Lines with the word "color" are the ones wanted. Copy each of them from the entries below.

──────── Available data ────────

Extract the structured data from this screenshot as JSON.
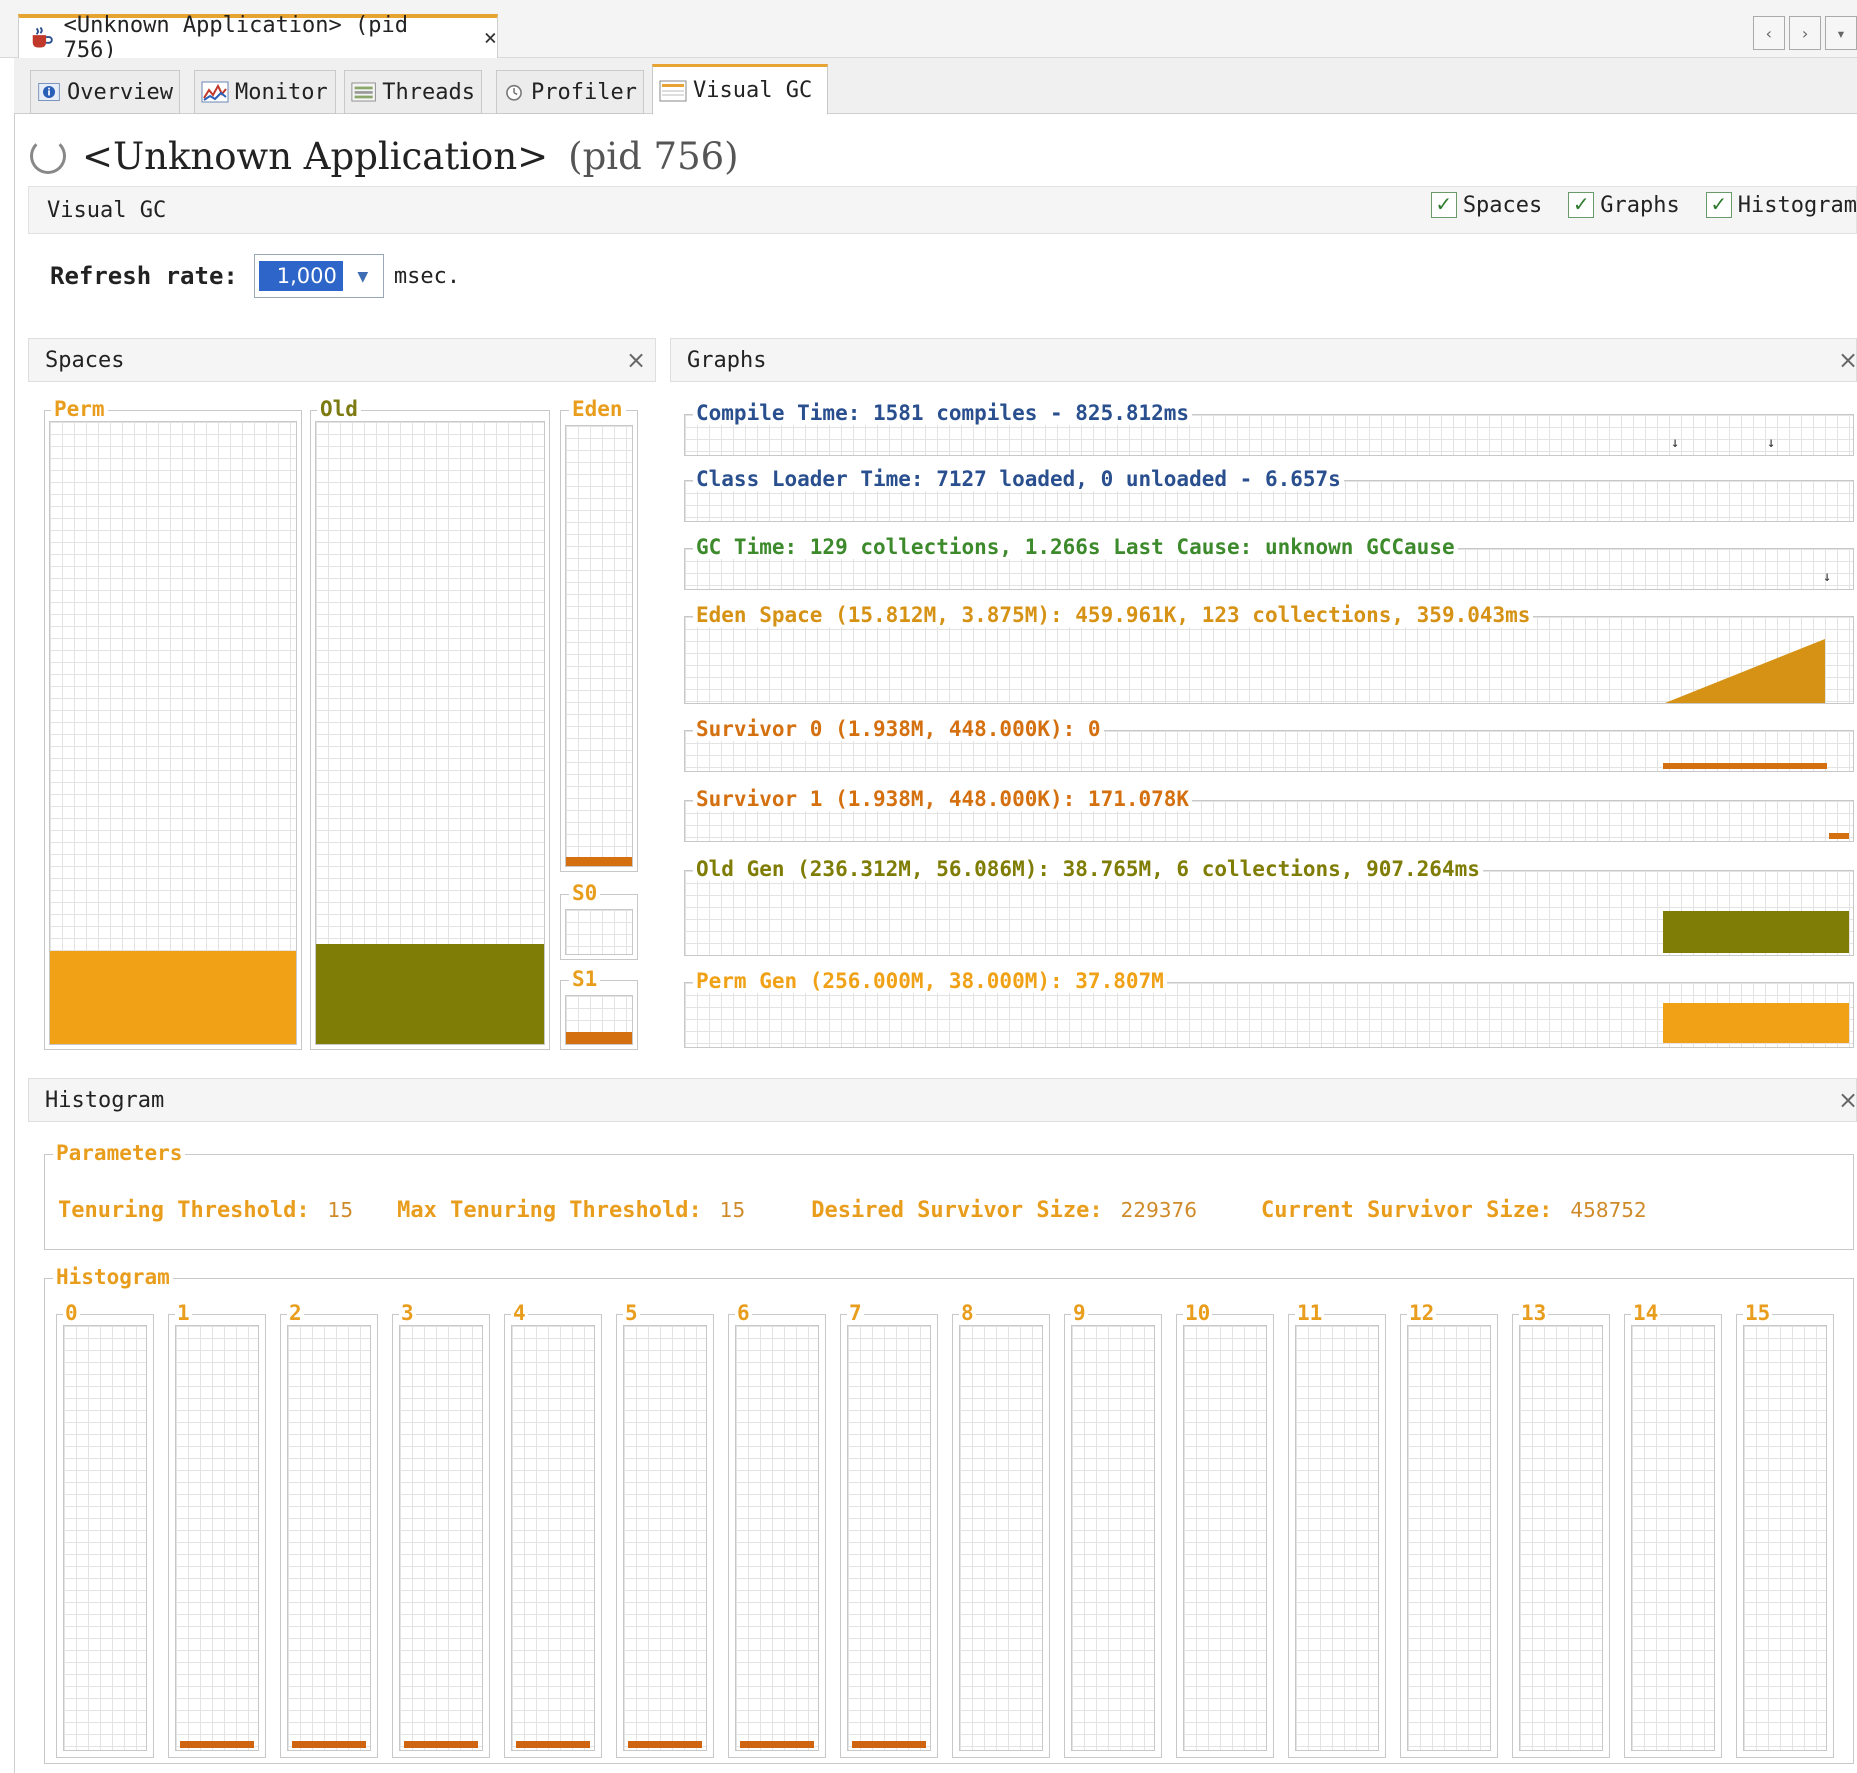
{
  "document_tab": {
    "title": "<Unknown Application> (pid 756)",
    "close": "×"
  },
  "nav": {
    "prev": "‹",
    "next": "›",
    "menu": "▾"
  },
  "sub_tabs": [
    {
      "label": "Overview"
    },
    {
      "label": "Monitor"
    },
    {
      "label": "Threads"
    },
    {
      "label": "Profiler"
    },
    {
      "label": "Visual GC"
    }
  ],
  "app": {
    "name": "<Unknown Application>",
    "pid": "(pid 756)"
  },
  "visual_gc": {
    "title": "Visual GC",
    "checkboxes": [
      {
        "label": "Spaces",
        "checked": true
      },
      {
        "label": "Graphs",
        "checked": true
      },
      {
        "label": "Histogram",
        "checked": true
      }
    ],
    "refresh_label": "Refresh rate:",
    "refresh_value": "1,000",
    "refresh_unit": "msec."
  },
  "spaces": {
    "title": "Spaces",
    "close": "×",
    "perm": {
      "label": "Perm",
      "fill": 0.15,
      "color": "#f0a115"
    },
    "old": {
      "label": "Old",
      "fill": 0.16,
      "color": "#7f7d05"
    },
    "eden": {
      "label": "Eden",
      "fill": 0.02,
      "color": "#d4700f"
    },
    "s0": {
      "label": "S0",
      "fill": 0.0
    },
    "s1": {
      "label": "S1",
      "fill": 0.25,
      "color": "#d4700f"
    }
  },
  "graphs": {
    "title": "Graphs",
    "close": "×",
    "rows": [
      {
        "text": "Compile Time: 1581 compiles - 825.812ms",
        "color": "#2a4f8e"
      },
      {
        "text": "Class Loader Time: 7127 loaded, 0 unloaded - 6.657s",
        "color": "#2a4f8e"
      },
      {
        "text": "GC Time: 129 collections, 1.266s  Last Cause: unknown GCCause",
        "color": "#3d8a2c"
      },
      {
        "text": "Eden Space (15.812M, 3.875M): 459.961K, 123 collections, 359.043ms",
        "color": "#d69215"
      },
      {
        "text": "Survivor 0 (1.938M, 448.000K): 0",
        "color": "#d4700f"
      },
      {
        "text": "Survivor 1 (1.938M, 448.000K): 171.078K",
        "color": "#d4700f"
      },
      {
        "text": "Old Gen (236.312M, 56.086M): 38.765M, 6 collections, 907.264ms",
        "color": "#7f7d05"
      },
      {
        "text": "Perm Gen (256.000M, 38.000M): 37.807M",
        "color": "#f0a115"
      }
    ]
  },
  "histogram": {
    "title": "Histogram",
    "close": "×",
    "parameters": {
      "title": "Parameters",
      "tenuring_threshold_label": "Tenuring Threshold:",
      "tenuring_threshold": "15",
      "max_tenuring_threshold_label": "Max Tenuring Threshold:",
      "max_tenuring_threshold": "15",
      "desired_survivor_size_label": "Desired Survivor Size:",
      "desired_survivor_size": "229376",
      "current_survivor_size_label": "Current Survivor Size:",
      "current_survivor_size": "458752"
    },
    "histogram_title": "Histogram",
    "buckets": [
      {
        "label": "0",
        "filled": false
      },
      {
        "label": "1",
        "filled": true
      },
      {
        "label": "2",
        "filled": true
      },
      {
        "label": "3",
        "filled": true
      },
      {
        "label": "4",
        "filled": true
      },
      {
        "label": "5",
        "filled": true
      },
      {
        "label": "6",
        "filled": true
      },
      {
        "label": "7",
        "filled": true
      },
      {
        "label": "8",
        "filled": false
      },
      {
        "label": "9",
        "filled": false
      },
      {
        "label": "10",
        "filled": false
      },
      {
        "label": "11",
        "filled": false
      },
      {
        "label": "12",
        "filled": false
      },
      {
        "label": "13",
        "filled": false
      },
      {
        "label": "14",
        "filled": false
      },
      {
        "label": "15",
        "filled": false
      }
    ]
  }
}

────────

The answer:
      "color": "#f0a115"
      "color": "#7f7d05"
      "color": "#d4700f"
      "color": "#d4700f"
        "color": "#2a4f8e"
        "color": "#2a4f8e"
        "color": "#3d8a2c"
        "color": "#d69215"
        "color": "#d4700f"
        "color": "#d4700f"
        "color": "#7f7d05"
        "color": "#f0a115"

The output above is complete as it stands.